It was a pleasant day – just a little chilly – when we set out from the house. I was comfortably warm in a sweatshirt and my little blue fleece jacket, and in my haste to leave the house, I totally forgot the cardinal rule of outdoor activity in Idaho: “Take your coat, take your coat, take your coat.” No matter the season, no matter the day’s temperature – take your coat. By the time we reached Mann Lake, a manmade irrigation reservoir roughly 15 miles east from our house, the sun had disappeared and a biting wind was blowing. I was miserable!
Mike didn’t bring his jacket either, although he keeps an old ski jacket in the pick-up for emergency purposes, and we commenced to fight over it:
“You take it.”
“No, no – you take it.” And so on.
I was even so bold as to suggest we just go home and come back on a better day when we could enjoy a spring outing, but Mike didn’t want to. So in the end, I wore the emergency jacket and Mike wore my little blue fleece. The jacket was too narrow in the hips for me while my fleece bound Mike’s shoulders. So much for beautiful clothes!
After we resolved that battle, I suggested we drive closer to the cache sites rather than hiking. It took some convincing, but Mike came around to my way of thinking. And once we had driven to the other side of the lake, we saw that we could drive even closer – wonderful!
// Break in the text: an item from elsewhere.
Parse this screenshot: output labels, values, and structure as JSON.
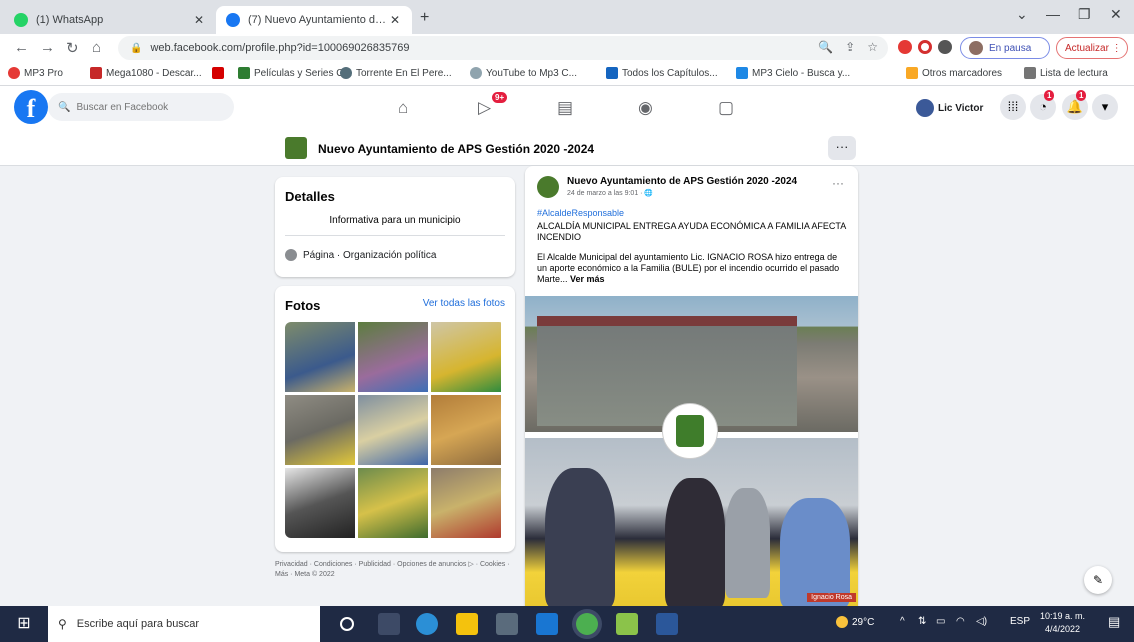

We were particularly interested in a four-part multi-cache – three preliminary caches, each leading to the next, also provided the combination to the lock on the fourth cache. But when we arrived at the final cache, we couldn’t find it. The site seemed reasonable – a deteriorating covered bench – but there was just no place for the cache except under the bench, which appeared to have been recently re-braced – and it just didn’t seem feasible to remove that. We spent five minutes there and Mike was dejectedly turning to leave when I blurted out, “Humor me – can we take this apart?” So Mike set to work. The brace actually just slipped out, the blocks were pushed aside, the boards lifted – and there was the cache box in a neat little “grave” all its own. We were the third party to find the cache. Mike dialed the numbers we retrieved from the previous three caches and the lock opened. He did the paperwork and easily re-braced the bench as we had found it.
As we wended our way back to the pick-up, I was so grateful we didn’t have to hike to the other side of the lake. In the warmth and protection of the pick-up, we took off our ill-fitting jackets. It was after 4:30 by the time we arrived at the house, which was also cold. Mike lit a fire in our stove while I heated the oven and finished the cookies.
Logging onto the cache site, Mike discovered that the two previous finders had received help from the cache owner in order to find it. We congratulated ourselves that having arrived at the site we persevered on our own to find the cache.
I had been thoroughly chilled. After supper and a hot shower, I was ready to sleep. KW
[The first photo looks north-westerly from a site near Mann Lake to the confluence where the Snake River is in view. The next two are Mann Lake on a bleak winter day. The last illustrates the cache site at the old bench.]